#### Directions for this task:
Among the lines of the records, find all that carry the word "avatar" and copy them.

Top of Data for processing

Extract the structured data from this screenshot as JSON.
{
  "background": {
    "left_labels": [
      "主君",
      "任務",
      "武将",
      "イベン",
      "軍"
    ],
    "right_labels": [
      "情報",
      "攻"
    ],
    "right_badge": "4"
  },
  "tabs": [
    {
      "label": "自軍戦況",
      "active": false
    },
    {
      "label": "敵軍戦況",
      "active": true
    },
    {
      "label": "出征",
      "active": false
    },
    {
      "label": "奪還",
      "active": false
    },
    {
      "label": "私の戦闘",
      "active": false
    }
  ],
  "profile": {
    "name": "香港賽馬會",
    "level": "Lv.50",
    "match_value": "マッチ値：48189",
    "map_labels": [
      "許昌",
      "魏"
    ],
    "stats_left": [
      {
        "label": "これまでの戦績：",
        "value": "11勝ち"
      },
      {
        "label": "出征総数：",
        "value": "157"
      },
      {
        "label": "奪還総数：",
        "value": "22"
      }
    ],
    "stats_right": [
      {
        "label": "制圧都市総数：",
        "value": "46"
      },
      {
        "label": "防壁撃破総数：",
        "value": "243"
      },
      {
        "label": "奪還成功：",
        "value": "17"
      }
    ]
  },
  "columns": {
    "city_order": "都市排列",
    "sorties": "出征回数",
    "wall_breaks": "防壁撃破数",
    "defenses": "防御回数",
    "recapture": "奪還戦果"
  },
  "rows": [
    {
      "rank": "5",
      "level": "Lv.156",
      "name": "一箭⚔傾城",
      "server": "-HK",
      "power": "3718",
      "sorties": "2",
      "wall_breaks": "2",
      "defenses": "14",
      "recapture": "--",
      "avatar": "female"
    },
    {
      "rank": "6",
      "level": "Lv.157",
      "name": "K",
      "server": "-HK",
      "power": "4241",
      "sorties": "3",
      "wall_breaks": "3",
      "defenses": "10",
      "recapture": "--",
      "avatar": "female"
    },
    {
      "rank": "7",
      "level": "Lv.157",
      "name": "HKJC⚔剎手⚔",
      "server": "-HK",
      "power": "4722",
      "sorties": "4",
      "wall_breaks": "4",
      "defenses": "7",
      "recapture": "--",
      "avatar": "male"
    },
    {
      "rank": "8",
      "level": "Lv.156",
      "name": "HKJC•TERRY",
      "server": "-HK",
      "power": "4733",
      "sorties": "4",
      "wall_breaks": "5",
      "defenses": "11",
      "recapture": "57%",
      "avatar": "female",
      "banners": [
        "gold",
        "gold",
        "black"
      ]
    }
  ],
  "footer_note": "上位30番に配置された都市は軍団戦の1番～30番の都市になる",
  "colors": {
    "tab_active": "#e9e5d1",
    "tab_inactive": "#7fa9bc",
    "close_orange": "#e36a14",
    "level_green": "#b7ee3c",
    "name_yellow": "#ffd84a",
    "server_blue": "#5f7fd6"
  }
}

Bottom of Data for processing

#### Written answer:
      "avatar": "female"
      "avatar": "female"
      "avatar": "male"
      "avatar": "female",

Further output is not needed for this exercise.